Whenever a line in the data holds the string "skyid", pull that line out.

§

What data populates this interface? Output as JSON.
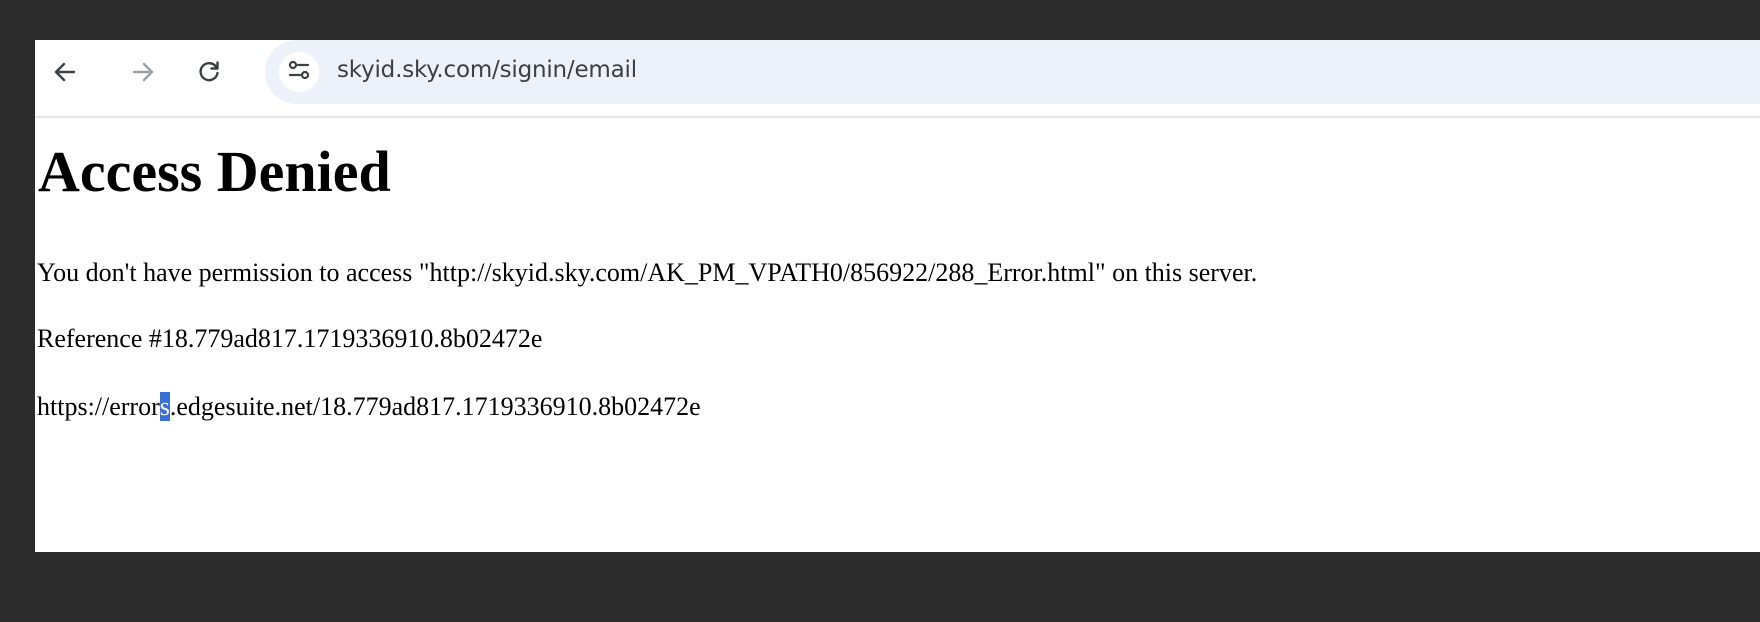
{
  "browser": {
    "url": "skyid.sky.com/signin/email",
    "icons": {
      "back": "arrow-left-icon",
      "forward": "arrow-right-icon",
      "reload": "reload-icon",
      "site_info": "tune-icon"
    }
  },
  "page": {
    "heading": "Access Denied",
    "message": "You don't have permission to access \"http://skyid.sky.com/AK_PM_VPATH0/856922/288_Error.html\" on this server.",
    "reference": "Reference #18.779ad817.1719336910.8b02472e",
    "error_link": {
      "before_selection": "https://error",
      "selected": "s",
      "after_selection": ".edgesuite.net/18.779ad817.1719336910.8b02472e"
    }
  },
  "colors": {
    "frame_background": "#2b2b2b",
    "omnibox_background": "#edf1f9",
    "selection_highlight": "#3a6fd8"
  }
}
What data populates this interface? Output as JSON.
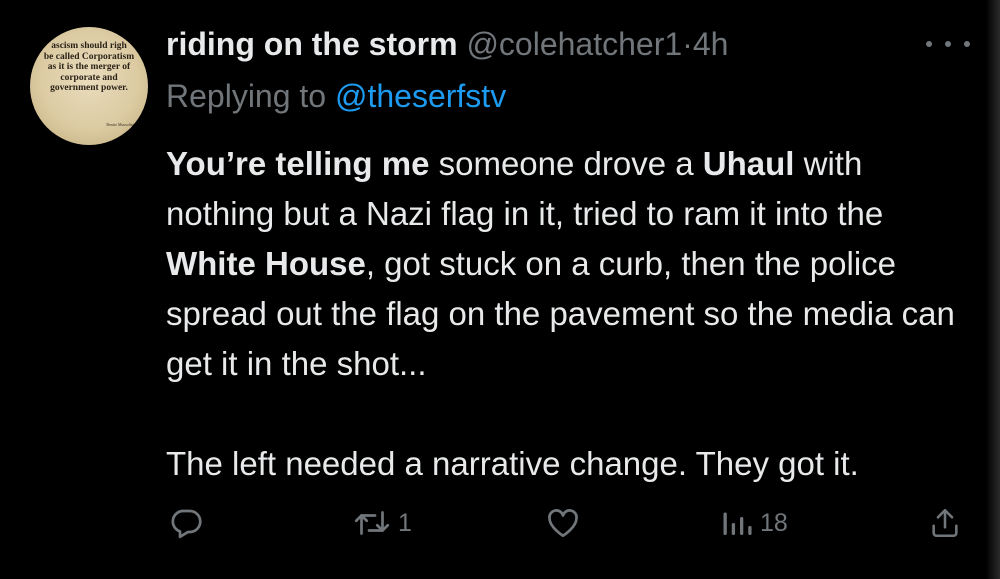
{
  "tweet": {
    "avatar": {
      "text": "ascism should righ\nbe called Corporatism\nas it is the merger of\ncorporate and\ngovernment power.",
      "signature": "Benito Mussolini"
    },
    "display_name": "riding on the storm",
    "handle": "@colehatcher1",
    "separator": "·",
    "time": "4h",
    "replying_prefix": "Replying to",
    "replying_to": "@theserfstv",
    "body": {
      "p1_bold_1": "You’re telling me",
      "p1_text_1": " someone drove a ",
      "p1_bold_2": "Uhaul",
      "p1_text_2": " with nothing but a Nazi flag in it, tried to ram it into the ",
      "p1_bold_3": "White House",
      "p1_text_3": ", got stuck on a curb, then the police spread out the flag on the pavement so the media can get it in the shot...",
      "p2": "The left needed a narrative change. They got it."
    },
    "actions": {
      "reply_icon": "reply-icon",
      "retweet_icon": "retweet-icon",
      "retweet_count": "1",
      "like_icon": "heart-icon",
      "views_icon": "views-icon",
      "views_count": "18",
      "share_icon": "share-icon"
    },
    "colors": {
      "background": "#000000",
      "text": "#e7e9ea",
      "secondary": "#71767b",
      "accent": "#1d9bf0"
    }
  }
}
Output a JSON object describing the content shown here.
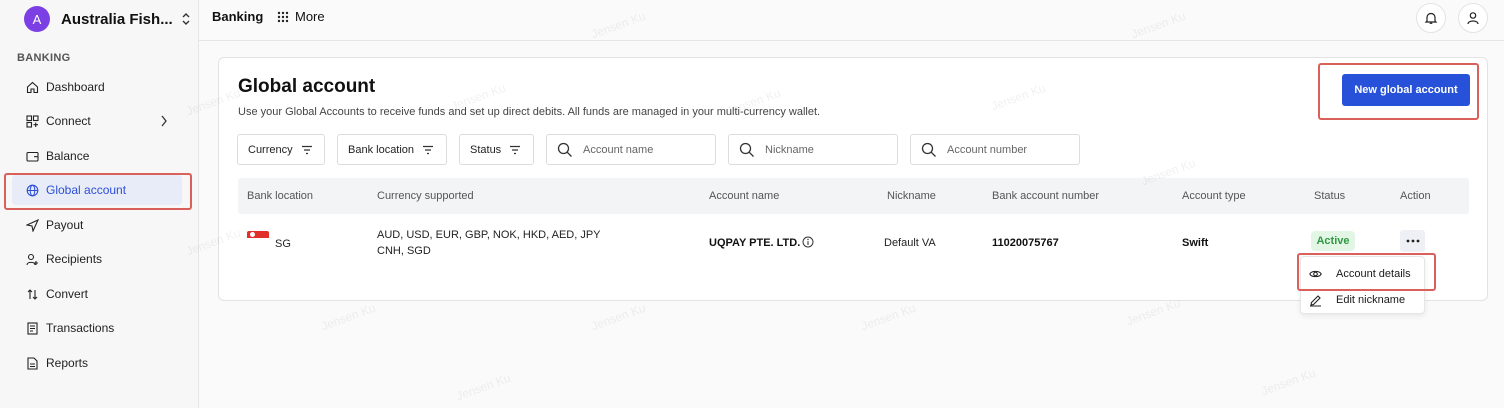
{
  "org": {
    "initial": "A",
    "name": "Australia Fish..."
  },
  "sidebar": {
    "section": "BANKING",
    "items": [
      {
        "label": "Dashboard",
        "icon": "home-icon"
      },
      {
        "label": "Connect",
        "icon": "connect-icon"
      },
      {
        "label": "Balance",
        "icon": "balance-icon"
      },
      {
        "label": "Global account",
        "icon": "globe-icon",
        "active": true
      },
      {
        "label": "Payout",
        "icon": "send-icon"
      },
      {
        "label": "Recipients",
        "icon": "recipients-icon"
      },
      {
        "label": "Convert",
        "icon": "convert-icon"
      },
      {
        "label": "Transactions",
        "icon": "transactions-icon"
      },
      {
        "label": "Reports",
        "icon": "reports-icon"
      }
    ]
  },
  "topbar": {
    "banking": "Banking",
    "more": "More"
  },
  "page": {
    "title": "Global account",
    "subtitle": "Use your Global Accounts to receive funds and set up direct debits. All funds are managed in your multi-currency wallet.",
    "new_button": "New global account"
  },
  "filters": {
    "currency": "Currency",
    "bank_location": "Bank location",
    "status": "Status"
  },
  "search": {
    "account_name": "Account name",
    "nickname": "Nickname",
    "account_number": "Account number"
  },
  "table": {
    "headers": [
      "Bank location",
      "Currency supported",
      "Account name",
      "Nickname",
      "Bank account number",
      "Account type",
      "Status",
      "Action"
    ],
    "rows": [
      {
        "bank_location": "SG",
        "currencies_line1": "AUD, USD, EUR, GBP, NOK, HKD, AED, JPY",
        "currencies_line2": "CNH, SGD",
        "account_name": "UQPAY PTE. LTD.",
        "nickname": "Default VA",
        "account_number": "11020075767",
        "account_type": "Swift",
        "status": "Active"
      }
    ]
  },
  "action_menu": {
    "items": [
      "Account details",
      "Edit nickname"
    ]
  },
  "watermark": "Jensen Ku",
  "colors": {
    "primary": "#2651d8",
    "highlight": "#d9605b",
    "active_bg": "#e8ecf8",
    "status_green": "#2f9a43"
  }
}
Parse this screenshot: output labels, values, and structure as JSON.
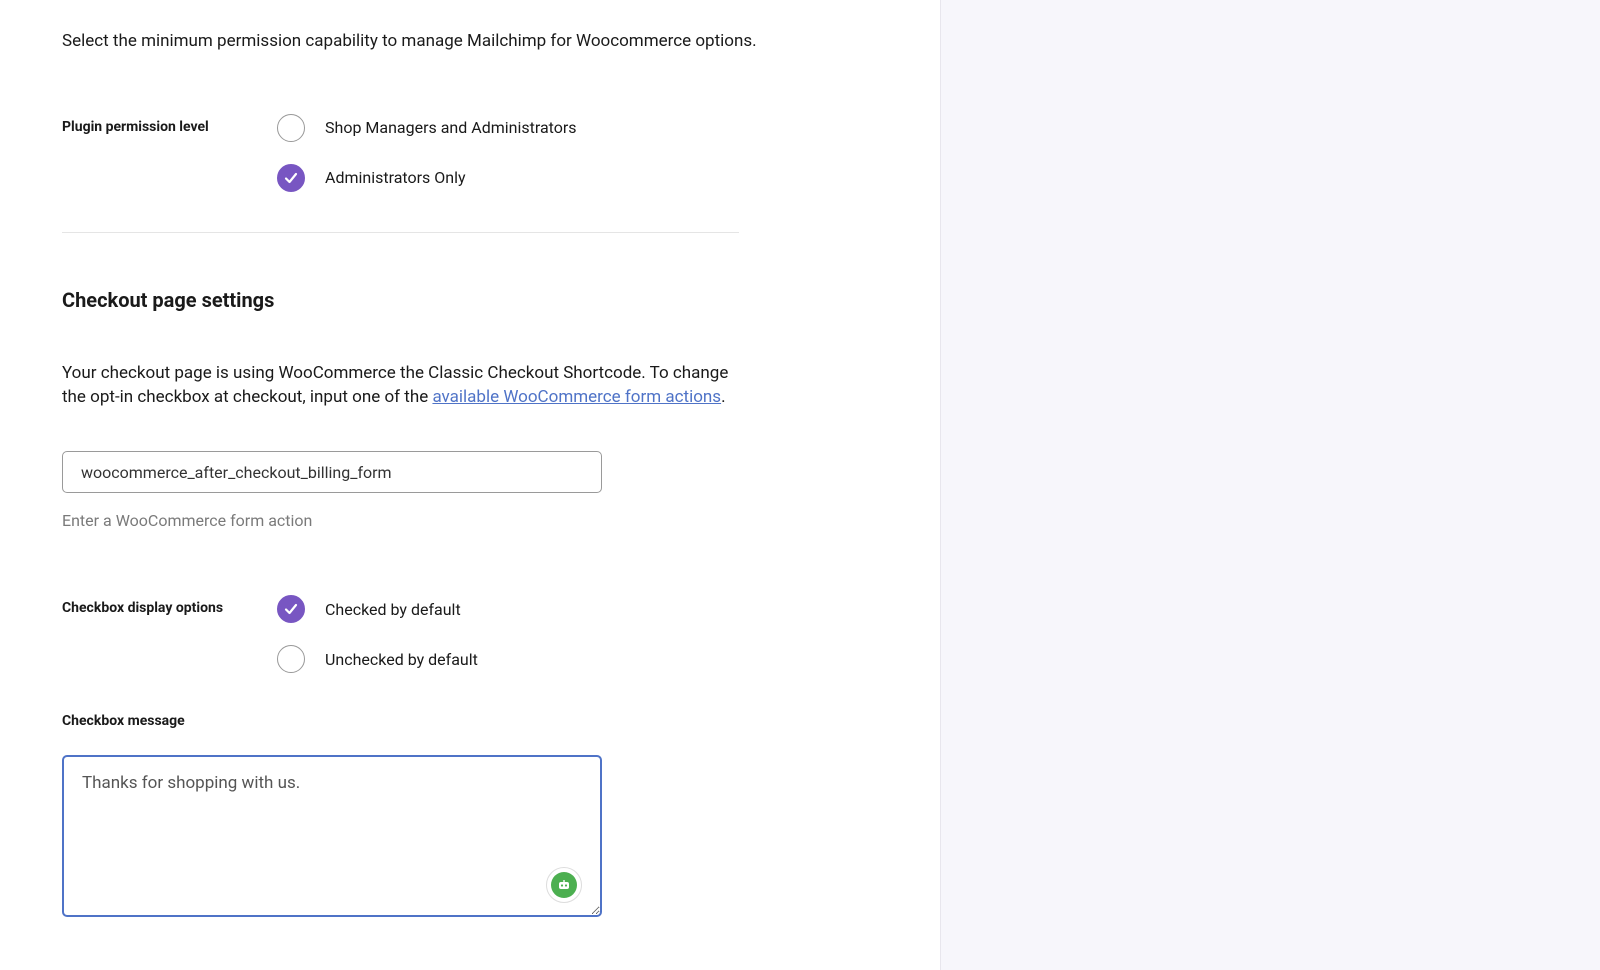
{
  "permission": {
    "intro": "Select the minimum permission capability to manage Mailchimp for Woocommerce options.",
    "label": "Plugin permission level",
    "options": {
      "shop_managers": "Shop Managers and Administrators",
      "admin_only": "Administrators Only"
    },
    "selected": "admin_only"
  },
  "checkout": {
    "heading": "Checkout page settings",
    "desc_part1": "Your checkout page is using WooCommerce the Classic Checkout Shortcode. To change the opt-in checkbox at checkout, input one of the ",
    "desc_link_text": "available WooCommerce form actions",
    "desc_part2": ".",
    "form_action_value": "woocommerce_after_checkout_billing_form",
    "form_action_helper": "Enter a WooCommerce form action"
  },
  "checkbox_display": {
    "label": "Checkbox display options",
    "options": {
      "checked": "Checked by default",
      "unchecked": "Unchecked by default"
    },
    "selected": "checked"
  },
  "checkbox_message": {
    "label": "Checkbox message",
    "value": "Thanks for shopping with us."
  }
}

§

Solved exercise -
    "url": "skyid.sky.com/signin/email",
    "message": "You don't have permission to access \"http://skyid.sky.com/AK_PM_VPATH0/856922/288_Error.html\" on this server.",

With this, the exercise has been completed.